● **Task directions**
All of the data below is to be copied exactly.

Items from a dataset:
-- Opening Marker --
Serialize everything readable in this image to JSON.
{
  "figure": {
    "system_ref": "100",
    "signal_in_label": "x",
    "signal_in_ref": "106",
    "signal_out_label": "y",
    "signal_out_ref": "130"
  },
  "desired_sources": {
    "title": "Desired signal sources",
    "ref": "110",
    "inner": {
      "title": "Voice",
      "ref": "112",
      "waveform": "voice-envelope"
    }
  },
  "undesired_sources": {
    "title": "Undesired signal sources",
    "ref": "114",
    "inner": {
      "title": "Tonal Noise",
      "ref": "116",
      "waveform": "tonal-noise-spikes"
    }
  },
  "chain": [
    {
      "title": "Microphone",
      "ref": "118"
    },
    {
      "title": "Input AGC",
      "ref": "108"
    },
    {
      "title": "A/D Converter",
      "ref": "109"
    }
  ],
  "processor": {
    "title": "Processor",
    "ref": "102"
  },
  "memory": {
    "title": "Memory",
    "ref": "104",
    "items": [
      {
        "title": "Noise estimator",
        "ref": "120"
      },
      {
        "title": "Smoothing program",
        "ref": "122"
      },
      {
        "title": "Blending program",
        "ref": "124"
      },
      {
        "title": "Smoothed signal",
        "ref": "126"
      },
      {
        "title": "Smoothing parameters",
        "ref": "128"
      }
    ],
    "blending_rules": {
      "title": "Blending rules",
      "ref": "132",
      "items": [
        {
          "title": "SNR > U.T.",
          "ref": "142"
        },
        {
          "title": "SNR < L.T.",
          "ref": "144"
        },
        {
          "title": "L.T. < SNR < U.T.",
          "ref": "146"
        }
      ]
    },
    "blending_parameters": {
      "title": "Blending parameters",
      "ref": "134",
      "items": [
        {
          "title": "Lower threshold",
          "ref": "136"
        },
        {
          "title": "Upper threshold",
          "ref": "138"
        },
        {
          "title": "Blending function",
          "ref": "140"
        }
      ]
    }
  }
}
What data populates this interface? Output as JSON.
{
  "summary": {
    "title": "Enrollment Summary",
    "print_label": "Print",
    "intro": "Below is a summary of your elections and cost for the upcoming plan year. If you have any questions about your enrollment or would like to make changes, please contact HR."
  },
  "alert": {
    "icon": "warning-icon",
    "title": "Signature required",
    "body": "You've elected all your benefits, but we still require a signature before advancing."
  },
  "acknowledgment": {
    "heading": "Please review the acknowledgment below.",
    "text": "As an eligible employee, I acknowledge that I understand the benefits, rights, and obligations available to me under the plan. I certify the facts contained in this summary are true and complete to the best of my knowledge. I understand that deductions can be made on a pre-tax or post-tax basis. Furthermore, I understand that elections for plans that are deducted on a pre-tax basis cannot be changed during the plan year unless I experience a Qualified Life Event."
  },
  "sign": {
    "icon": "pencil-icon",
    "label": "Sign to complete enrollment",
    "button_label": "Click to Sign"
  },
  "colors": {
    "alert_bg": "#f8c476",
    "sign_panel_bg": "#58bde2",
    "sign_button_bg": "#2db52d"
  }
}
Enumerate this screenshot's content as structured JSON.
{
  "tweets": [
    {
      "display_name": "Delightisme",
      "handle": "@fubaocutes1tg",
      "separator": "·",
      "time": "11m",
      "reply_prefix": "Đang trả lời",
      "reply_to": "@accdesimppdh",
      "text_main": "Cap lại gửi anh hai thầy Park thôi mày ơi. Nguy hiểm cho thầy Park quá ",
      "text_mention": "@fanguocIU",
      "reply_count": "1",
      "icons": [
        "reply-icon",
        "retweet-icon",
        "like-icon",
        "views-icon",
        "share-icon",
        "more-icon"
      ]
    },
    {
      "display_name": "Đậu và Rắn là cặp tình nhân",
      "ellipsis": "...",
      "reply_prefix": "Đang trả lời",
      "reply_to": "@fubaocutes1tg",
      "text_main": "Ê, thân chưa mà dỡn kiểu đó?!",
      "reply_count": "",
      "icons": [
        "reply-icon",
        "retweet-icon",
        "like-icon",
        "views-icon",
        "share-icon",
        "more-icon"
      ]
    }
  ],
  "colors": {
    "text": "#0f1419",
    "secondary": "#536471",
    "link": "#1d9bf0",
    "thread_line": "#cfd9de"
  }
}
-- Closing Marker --
● **The completed task**
Serialize everything readable in this image to JSON.
{
  "figure": {
    "system_ref": "100",
    "signal_in_label": "x",
    "signal_in_ref": "106",
    "signal_out_label": "y",
    "signal_out_ref": "130"
  },
  "desired_sources": {
    "title": "Desired signal sources",
    "ref": "110",
    "inner": {
      "title": "Voice",
      "ref": "112",
      "waveform": "voice-envelope"
    }
  },
  "undesired_sources": {
    "title": "Undesired signal sources",
    "ref": "114",
    "inner": {
      "title": "Tonal Noise",
      "ref": "116",
      "waveform": "tonal-noise-spikes"
    }
  },
  "chain": [
    {
      "title": "Microphone",
      "ref": "118"
    },
    {
      "title": "Input AGC",
      "ref": "108"
    },
    {
      "title": "A/D Converter",
      "ref": "109"
    }
  ],
  "processor": {
    "title": "Processor",
    "ref": "102"
  },
  "memory": {
    "title": "Memory",
    "ref": "104",
    "items": [
      {
        "title": "Noise estimator",
        "ref": "120"
      },
      {
        "title": "Smoothing program",
        "ref": "122"
      },
      {
        "title": "Blending program",
        "ref": "124"
      },
      {
        "title": "Smoothed signal",
        "ref": "126"
      },
      {
        "title": "Smoothing parameters",
        "ref": "128"
      }
    ],
    "blending_rules": {
      "title": "Blending rules",
      "ref": "132",
      "items": [
        {
          "title": "SNR > U.T.",
          "ref": "142"
        },
        {
          "title": "SNR < L.T.",
          "ref": "144"
        },
        {
          "title": "L.T. < SNR < U.T.",
          "ref": "146"
        }
      ]
    },
    "blending_parameters": {
      "title": "Blending parameters",
      "ref": "134",
      "items": [
        {
          "title": "Lower threshold",
          "ref": "136"
        },
        {
          "title": "Upper threshold",
          "ref": "138"
        },
        {
          "title": "Blending function",
          "ref": "140"
        }
      ]
    }
  }
}
What data populates this interface? Output as JSON.
{
  "summary": {
    "title": "Enrollment Summary",
    "print_label": "Print",
    "intro": "Below is a summary of your elections and cost for the upcoming plan year. If you have any questions about your enrollment or would like to make changes, please contact HR."
  },
  "alert": {
    "icon": "warning-icon",
    "title": "Signature required",
    "body": "You've elected all your benefits, but we still require a signature before advancing."
  },
  "acknowledgment": {
    "heading": "Please review the acknowledgment below.",
    "text": "As an eligible employee, I acknowledge that I understand the benefits, rights, and obligations available to me under the plan. I certify the facts contained in this summary are true and complete to the best of my knowledge. I understand that deductions can be made on a pre-tax or post-tax basis. Furthermore, I understand that elections for plans that are deducted on a pre-tax basis cannot be changed during the plan year unless I experience a Qualified Life Event."
  },
  "sign": {
    "icon": "pencil-icon",
    "label": "Sign to complete enrollment",
    "button_label": "Click to Sign"
  },
  "colors": {
    "alert_bg": "#f8c476",
    "sign_panel_bg": "#58bde2",
    "sign_button_bg": "#2db52d"
  }
}
Enumerate this screenshot's content as structured JSON.
{
  "tweets": [
    {
      "display_name": "Delightisme",
      "handle": "@fubaocutes1tg",
      "separator": "·",
      "time": "11m",
      "reply_prefix": "Đang trả lời",
      "reply_to": "@accdesimppdh",
      "text_main": "Cap lại gửi anh hai thầy Park thôi mày ơi. Nguy hiểm cho thầy Park quá ",
      "text_mention": "@fanguocIU",
      "reply_count": "1",
      "icons": [
        "reply-icon",
        "retweet-icon",
        "like-icon",
        "views-icon",
        "share-icon",
        "more-icon"
      ]
    },
    {
      "display_name": "Đậu và Rắn là cặp tình nhân",
      "ellipsis": "...",
      "reply_prefix": "Đang trả lời",
      "reply_to": "@fubaocutes1tg",
      "text_main": "Ê, thân chưa mà dỡn kiểu đó?!",
      "reply_count": "",
      "icons": [
        "reply-icon",
        "retweet-icon",
        "like-icon",
        "views-icon",
        "share-icon",
        "more-icon"
      ]
    }
  ],
  "colors": {
    "text": "#0f1419",
    "secondary": "#536471",
    "link": "#1d9bf0",
    "thread_line": "#cfd9de"
  }
}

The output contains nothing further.